“I never thought I would see the day when our American president would stand on the stage with the Russian president.”
WASHINGTON — Donald Trump returned late Monday from his European tour to face ire in Washington, where US intelligence officials and senior Republicans were denouncing the president as “shameful” and “disgraceful” after he refused to challenge Russian leader Vladimir Putin over interference in American elections.
Republican Sen. John McCain said Trump’s seeming acceptance of Putin’s denial was a historical “low point” for the US presidency and the Helsinki summit between the two leaders a “tragic mistake.”
“Today’s press conference in Helsinki was one of the most disgraceful performances by an American president in memory. The damage inflicted by President Trump’s naivete, egotism, false equivalence and sympathy for autocrats is difficult to calculate,” McCain said in a blistering statement.
“No prior President has ever abased himself more abjectly before a tyrant,” he added.
Senior Republican Sen. Lindsey Graham said Trump’s answer on meddling “will be seen by Russia as a sign of weakness.”
Bent on forging a personal bond with the Kremlin chief, Trump headed into the summit blaming the “stupidity” of his predecessors for plunging ties to their present low.
“This is shameful,” said Sen. Jeff Flake, a fellow Republican and staunch critic of the president.
“I never thought I would see the day when our American president would stand on the stage with the Russian president and place blame on the United States for Russian aggression.”
Taking direct issue with the president who appointed him, Director of National Intelligence Dan Coats said US spy agencies have been “clear” and “fact-based” in their assessment that Moscow interfered in the presidential race two years ago — an assessment that Trump refused to endorse in Helsinki.
It was an extraordinary press conference closing out the Trump-Putin summit, in which the American president delivered what amounted to a warm embrace to the man who for years has been isolated by the US and Western allies for Russia’s activities in Ukraine, Syria and beyond.
Trump said he and Putin “spent a great deal of time” discussing allegations of Russian election meddling as they met for several hours Monday.

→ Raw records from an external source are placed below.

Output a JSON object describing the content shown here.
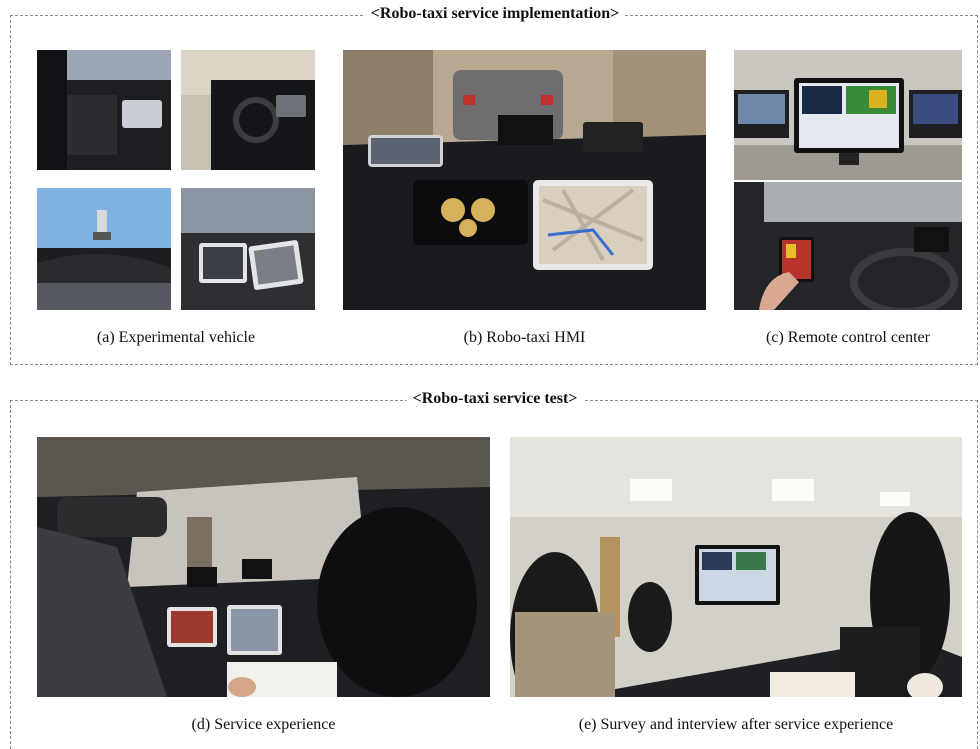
{
  "sections": {
    "implementation_title": "<Robo-taxi service implementation>",
    "test_title": "<Robo-taxi service test>"
  },
  "captions": {
    "a": "(a) Experimental vehicle",
    "b": "(b) Robo-taxi HMI",
    "c": "(c) Remote control center",
    "d": "(d) Service experience",
    "e": "(e) Survey and interview after service experience"
  }
}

But Trump declined the opportunity to denounce Putin for the interference efforts, which US intelligence agencies insist did occur, including hacking of Democratic emails, the subject of last week’s indictment of 12 Russians.
Trump said, as he has countless times, that there was “no collusion” between his campaign and the Russians. “We ran a brilliant campaign and that’s why I’m president,” he said.
Putin also suggested Monday that Moscow and Washington could jointly conduct criminal investigations into a dozen Russian intelligence officials accused of hacking during the 2016 US election campaign — an idea Trump hailed as an “incredible offer.”
Asked if Russia could extradite the 12 Russian military intelligence officers, Putin challenged the US to take advantage of a 1999 agreement envisaging mutual legal assistance.
He said the agreement would allow US officials to request that Russian authorities interrogate the 12, adding that US officials could request to be present in such interrogations.
AP and AFP